    Thank you everyone for your congratulations and best wishes! I am very touched that so many people actually took the time to write warm greetings. Also, thanks to whoever blurred my name on my diploma – you’re such the computer guru! =)

  16. Laura says:

    Are you sure she was skeptical about Cornell because you were a big, bad admissions officer? Or was it just because you are her uncle? =P

    Congrats, Kimberli!

  17. Hello All (Especially YetAnotherMom)!

    Bye the bye, I really love when parents post comments.

    Kristin, just know, if I needed to sit at your dining room table to get you come to MIT, I would have done that to get you here!

    Laura, Laura, Laura…. me the big, bad admissions officer? Remember, the famous quote from The Wizard of Oz, “Pay no attention to the man behind the curtain.”

  18. Timur,

    Stay away from my neice. You are too young! She’ll crush you like a jellybean. (Just kidding…maybe!)

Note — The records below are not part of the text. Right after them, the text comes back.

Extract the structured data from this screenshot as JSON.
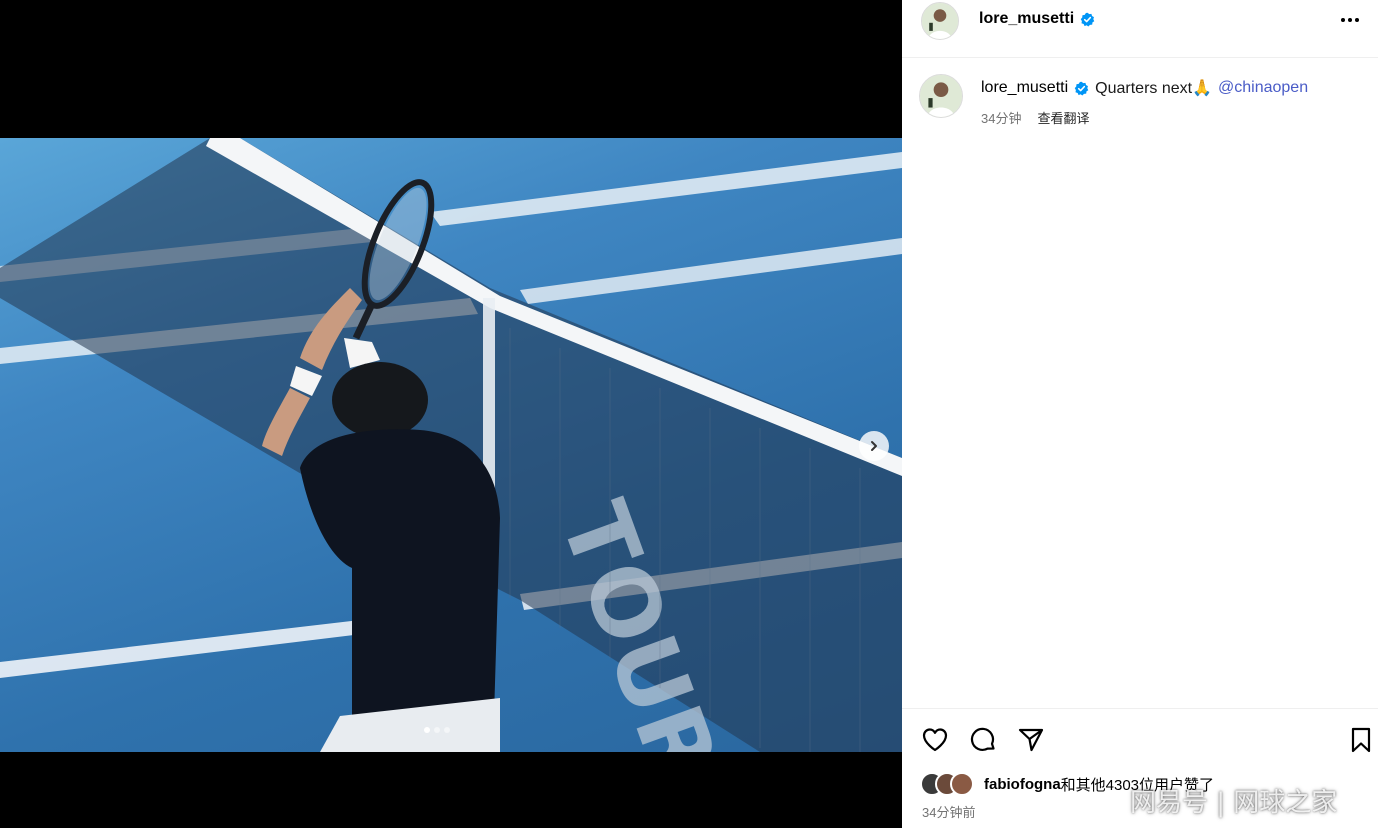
{
  "post": {
    "username": "lore_musetti",
    "verified": true,
    "caption_text": "Quarters next🙏",
    "caption_mention": "@chinaopen",
    "caption_time": "34分钟",
    "translate_label": "查看翻译",
    "net_text": "TOUR",
    "carousel": {
      "count": 3,
      "active_index": 0
    }
  },
  "likes": {
    "liker": "fabiofogna",
    "text": "和其他4303位用户赞了",
    "time_ago": "34分钟前"
  },
  "icons": {
    "more": "more-icon",
    "like": "heart-icon",
    "comment": "comment-icon",
    "share": "share-icon",
    "save": "bookmark-icon",
    "next": "chevron-right-icon",
    "verified": "verified-badge-icon"
  },
  "colors": {
    "court_blue": "#3f86c2",
    "verified_blue": "#0095f6",
    "mention_blue": "#4a5cc7"
  },
  "watermark": "网易号 | 网球之家"
}
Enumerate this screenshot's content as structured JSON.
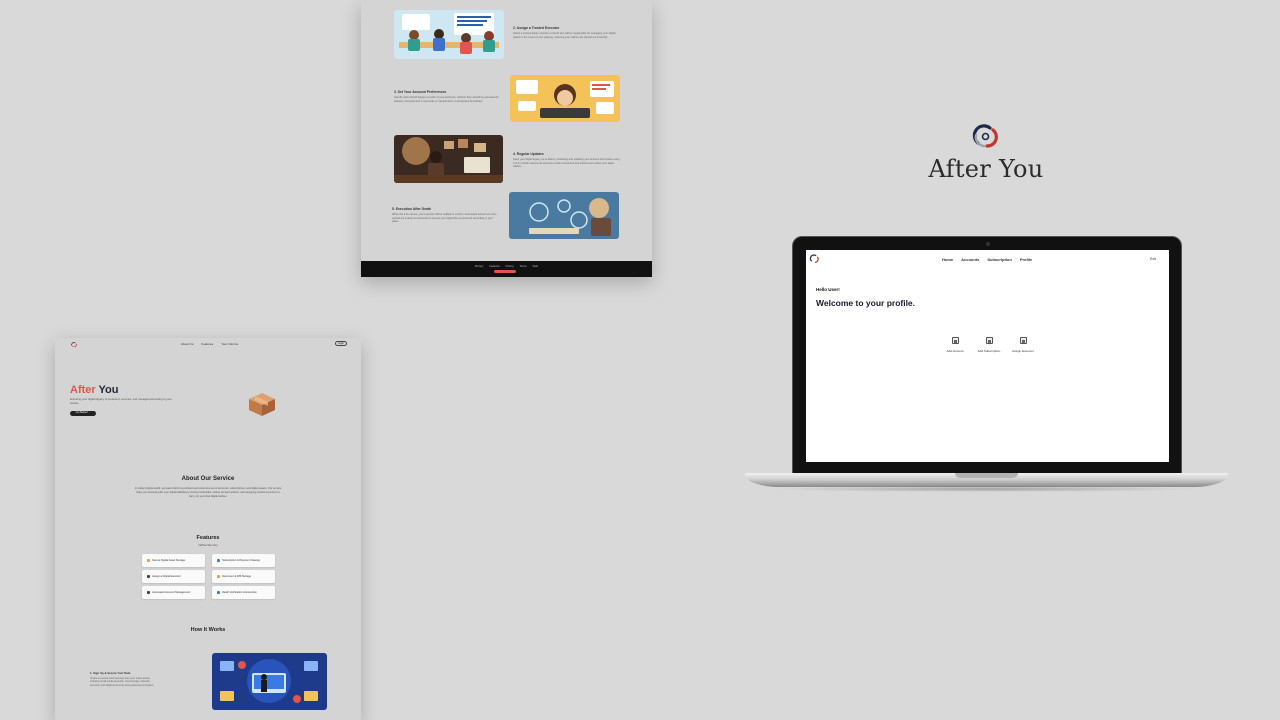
{
  "top_page": {
    "steps": [
      {
        "title": "2. Assign a Trusted Executor",
        "desc": "Select a trusted family member or friend who will be responsible for managing your digital assets in the event of your passing, ensuring your wishes are carried out smoothly."
      },
      {
        "title": "3. Set Your Account Preferences",
        "desc": "Specify what should happen to each of your accounts, whether they should be permanently deleted, converted into a memorial, or transferred to a designated beneficiary."
      },
      {
        "title": "4. Regular Updates",
        "desc": "Keep your digital legacy up to date by reviewing and updating your account information every 3 to 6 months. Ensure all accounts remain connected and preferences reflect your latest wishes."
      },
      {
        "title": "5. Execution After Death",
        "desc": "When the time comes, your executor will be notified to confirm. Automated actions are then carried out exactly as instructed to ensure your digital life is preserved according to your plans."
      }
    ],
    "footer_links": [
      "Privacy",
      "Features",
      "Pricing",
      "Terms",
      "Start"
    ]
  },
  "left_page": {
    "nav_links": [
      "About Us",
      "Features",
      "Your Informs"
    ],
    "login": "Login",
    "hero": {
      "title_accent": "After",
      "title_rest": "You",
      "desc": "Ensuring your digital legacy is protected, secured, and managed according to your wishes.",
      "button": "Get Started →"
    },
    "about": {
      "title": "About Our Service",
      "desc": "In today's digital world, we leave behind a profound and extensive set of accounts, subscriptions, and digital assets. Our service helps you securely plan your digital afterlife by storing credentials, setting account actions, and assigning trusted executors to carry out your final digital wishes."
    },
    "features": {
      "title": "Features",
      "subtitle": "(What We Do)",
      "items": [
        {
          "label": "Secure Digital Asset Storage",
          "color": "#e3a23a"
        },
        {
          "label": "Subscription & Payment Cleanup",
          "color": "#3a7be3"
        },
        {
          "label": "Assign a Digital Executor",
          "color": "#444444"
        },
        {
          "label": "Document & Will Storage",
          "color": "#e3a23a"
        },
        {
          "label": "Automated Account Management",
          "color": "#444444"
        },
        {
          "label": "Death Verification & Execution",
          "color": "#3a7be3"
        }
      ]
    },
    "how_it_works": {
      "title": "How It Works",
      "step_title": "1. Sign Up & Secure Your Data",
      "step_desc": "Create an account and securely store your online assets, including social media accounts, cloud storage, financial accounts, and digital documents using advanced encryption."
    }
  },
  "brand": {
    "name": "After You",
    "colors": {
      "red": "#c0392b",
      "navy": "#1e2a4a",
      "silver": "#9aa3ad"
    }
  },
  "laptop": {
    "nav": [
      "Home",
      "Accounts",
      "Subscription",
      "Profile"
    ],
    "exit": "Exit",
    "hello": "Hello User!",
    "welcome": "Welcome to your profile.",
    "actions": [
      {
        "label": "Add Account",
        "icon": "add-account-icon"
      },
      {
        "label": "Add Subscription",
        "icon": "add-subscription-icon"
      },
      {
        "label": "Assign Executor",
        "icon": "assign-executor-icon"
      }
    ]
  }
}
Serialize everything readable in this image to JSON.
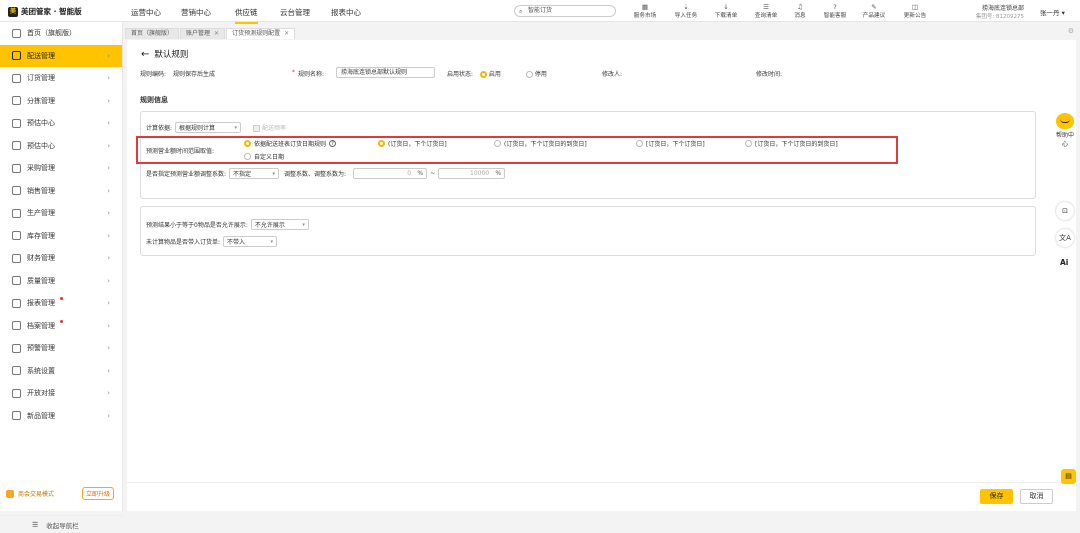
{
  "brand": "美团管家 · 智能版",
  "top_nav": [
    "运营中心",
    "营销中心",
    "供应链",
    "云台管理",
    "报表中心"
  ],
  "top_nav_active": "供应链",
  "search_placeholder": "智能订货",
  "toolbar": [
    {
      "label": "服务市场",
      "icon": "store-icon"
    },
    {
      "label": "导入任务",
      "icon": "import-icon"
    },
    {
      "label": "下载清单",
      "icon": "download-icon"
    },
    {
      "label": "查询清单",
      "icon": "search-list-icon"
    },
    {
      "label": "消息",
      "icon": "bell-icon"
    },
    {
      "label": "智能客服",
      "icon": "service-icon"
    },
    {
      "label": "产品建议",
      "icon": "suggestion-icon"
    },
    {
      "label": "更新公告",
      "icon": "announcement-icon"
    }
  ],
  "shop": {
    "name": "捞海底连锁总部",
    "group": "集团号: 81209275"
  },
  "user": "张一丹 ▾",
  "sidebar": [
    {
      "label": "首页（旗舰版）",
      "icon": "home-icon",
      "arrow": false,
      "dot": false
    },
    {
      "label": "配送管理",
      "icon": "delivery-icon",
      "arrow": true,
      "dot": false,
      "active": true
    },
    {
      "label": "订货管理",
      "icon": "order-icon",
      "arrow": true,
      "dot": false
    },
    {
      "label": "分拣管理",
      "icon": "sorting-icon",
      "arrow": true,
      "dot": false
    },
    {
      "label": "预估中心",
      "icon": "monitor-icon",
      "arrow": true,
      "dot": false
    },
    {
      "label": "预估中心",
      "icon": "monitor-icon",
      "arrow": true,
      "dot": false
    },
    {
      "label": "采购管理",
      "icon": "purchase-icon",
      "arrow": true,
      "dot": false
    },
    {
      "label": "销售管理",
      "icon": "sales-icon",
      "arrow": true,
      "dot": false
    },
    {
      "label": "生产管理",
      "icon": "production-icon",
      "arrow": true,
      "dot": false
    },
    {
      "label": "库存管理",
      "icon": "warehouse-icon",
      "arrow": true,
      "dot": false
    },
    {
      "label": "财务管理",
      "icon": "finance-icon",
      "arrow": true,
      "dot": false
    },
    {
      "label": "质量管理",
      "icon": "quality-icon",
      "arrow": true,
      "dot": false
    },
    {
      "label": "报表管理",
      "icon": "report-icon",
      "arrow": true,
      "dot": true
    },
    {
      "label": "档案管理",
      "icon": "archive-icon",
      "arrow": true,
      "dot": true
    },
    {
      "label": "预警管理",
      "icon": "alert-icon",
      "arrow": true,
      "dot": false
    },
    {
      "label": "系统设置",
      "icon": "settings-icon",
      "arrow": true,
      "dot": false
    },
    {
      "label": "开放对接",
      "icon": "link-icon",
      "arrow": true,
      "dot": false
    },
    {
      "label": "新品管理",
      "icon": "new-product-icon",
      "arrow": true,
      "dot": false
    }
  ],
  "trial": {
    "label": "商会交易模式",
    "button": "立即升级"
  },
  "collapse_label": "收起导航栏",
  "tabs": [
    {
      "label": "首页（旗舰版）",
      "closable": false
    },
    {
      "label": "账户管理",
      "closable": true
    },
    {
      "label": "订货预测规则配置",
      "closable": true,
      "active": true
    }
  ],
  "page_title": "默认规则",
  "meta": {
    "code_label": "规则编码:",
    "code_value": "规则保存后生成",
    "name_label": "规则名称:",
    "name_value": "捞海底连锁总部默认规则",
    "status_label": "启用状态:",
    "status_on": "启用",
    "status_off": "停用",
    "modifier_label": "修改人:",
    "modified_label": "修改时间:"
  },
  "section_title": "规则信息",
  "calc": {
    "label": "计算依据:",
    "value": "根据规则计算",
    "checkbox_label": "配送频率"
  },
  "range": {
    "label": "预测营业额时间范围取值:",
    "options": [
      "依据配送班表订货日期规则",
      "(订货日，下个订货日]",
      "(订货日，下个订货日的到货日]",
      "[订货日，下个订货日]",
      "[订货日，下个订货日的到货日]",
      "自定义日期"
    ],
    "selected": [
      0,
      1
    ]
  },
  "coef": {
    "label": "是否指定预测营业额调整系数:",
    "value": "不指定",
    "adj_label": "调整系数、调整系数为:",
    "min": "0",
    "max": "10000",
    "unit": "%",
    "sep": "~"
  },
  "zero": {
    "label": "预测结果小于等于0物品是否允许展示:",
    "value": "不允许展示"
  },
  "uncalc": {
    "label": "未计算物品是否带入订货单:",
    "value": "不带入"
  },
  "buttons": {
    "save": "保存",
    "cancel": "取消"
  },
  "help_label": "帮助中心",
  "ai_label": "Ai"
}
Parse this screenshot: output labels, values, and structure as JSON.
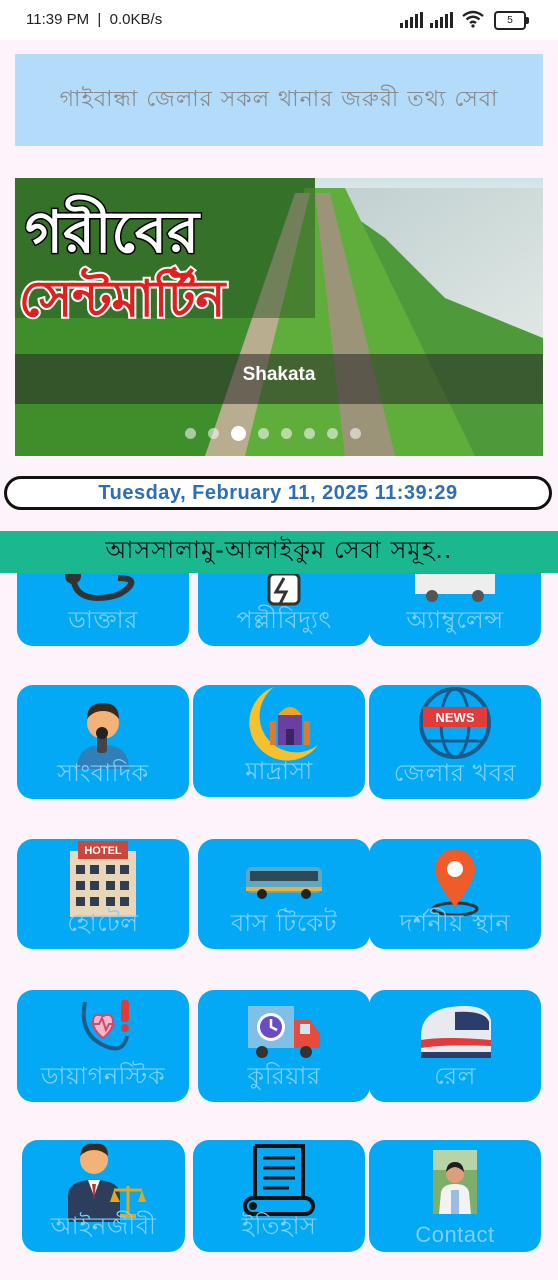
{
  "status_bar": {
    "time": "11:39 PM",
    "net_speed": "0.0KB/s",
    "battery": "5"
  },
  "header": {
    "title": "গাইবান্ধা জেলার সকল থানার জরুরী তথ্য সেবা"
  },
  "slider": {
    "poster_text_top": "গরীবের",
    "poster_text_bottom": "সেন্টমার্টিন",
    "caption": "Shakata",
    "dot_count": 8,
    "active_dot": 2
  },
  "datetime": "Tuesday, February 11, 2025 11:39:29",
  "banner": "আসসালামু-আলাইকুম সেবা সমূহ..",
  "services": [
    {
      "label": "ডাক্তার",
      "icon": "stethoscope-icon"
    },
    {
      "label": "পল্লীবিদ্যুৎ",
      "icon": "electricity-icon"
    },
    {
      "label": "অ্যাম্বুলেন্স",
      "icon": "ambulance-icon"
    },
    {
      "label": "সাংবাদিক",
      "icon": "reporter-icon"
    },
    {
      "label": "মাদ্রাসা",
      "icon": "mosque-moon-icon"
    },
    {
      "label": "জেলার খবর",
      "icon": "news-globe-icon"
    },
    {
      "label": "হোটেল",
      "icon": "hotel-icon"
    },
    {
      "label": "বাস টিকেট",
      "icon": "bus-icon"
    },
    {
      "label": "দর্শনীয় স্থান",
      "icon": "location-pin-icon"
    },
    {
      "label": "ডায়াগনস্টিক",
      "icon": "diagnostic-icon"
    },
    {
      "label": "কুরিয়ার",
      "icon": "courier-truck-icon"
    },
    {
      "label": "রেল",
      "icon": "train-icon"
    },
    {
      "label": "আইনজীবী",
      "icon": "lawyer-icon"
    },
    {
      "label": "ইতিহাস",
      "icon": "history-scroll-icon"
    },
    {
      "label": "Contact",
      "icon": "contact-photo-icon"
    }
  ]
}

  19. Anonymous says:

    This is a great new extended family and I love being a member.

  20. Timur Sahin says:

    Fine, if you insist.


  21. Daniel Sauza says:

    Hello, I just recieved “my first correspondence from MIT” that you sent me, and I just wanted to say that I enjoyed the amusing side-comments immensely (especially the part about dropping sodium in the Charles River). The letter seemed much more personal and light-hearted than the vast majority of college mail I’ve been recieving: a welcome relief in this turbulent and stressful time of trying to figure out which universities I want to consider attending.

  22. Mario Lanao says:

    Hey….same thoughts as Timur Sahin…the whole parking ticket thing was funny. I’m very happy to hear from MIT and its pretty cool that the admissions officers have there own blogs and we can talk to you guys. (I always thought that admissions people were mysterious entities/unknown being sorts) You seem like a really awesome guy Mr. Nance. I was wondering since I plan to visit MIT’s campus, is there any special day or time I could go and get to meet you personally? Thanks